# DATA FOR PROCESSING

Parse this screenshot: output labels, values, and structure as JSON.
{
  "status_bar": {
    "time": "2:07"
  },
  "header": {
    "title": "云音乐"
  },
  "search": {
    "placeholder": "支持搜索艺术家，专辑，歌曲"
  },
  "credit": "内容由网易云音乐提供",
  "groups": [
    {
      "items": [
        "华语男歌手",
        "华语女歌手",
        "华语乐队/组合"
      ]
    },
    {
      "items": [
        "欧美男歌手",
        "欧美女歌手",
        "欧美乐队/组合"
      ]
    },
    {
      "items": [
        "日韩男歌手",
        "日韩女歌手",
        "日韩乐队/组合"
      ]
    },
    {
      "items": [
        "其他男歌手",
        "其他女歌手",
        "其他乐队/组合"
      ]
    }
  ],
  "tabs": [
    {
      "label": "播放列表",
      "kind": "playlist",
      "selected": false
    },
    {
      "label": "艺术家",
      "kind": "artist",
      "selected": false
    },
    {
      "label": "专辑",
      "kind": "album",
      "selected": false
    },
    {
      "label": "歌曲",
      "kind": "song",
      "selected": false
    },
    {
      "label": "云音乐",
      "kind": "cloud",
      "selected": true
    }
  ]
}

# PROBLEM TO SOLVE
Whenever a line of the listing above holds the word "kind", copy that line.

# REPLY
      "kind": "playlist",
      "kind": "artist",
      "kind": "album",
      "kind": "song",
      "kind": "cloud",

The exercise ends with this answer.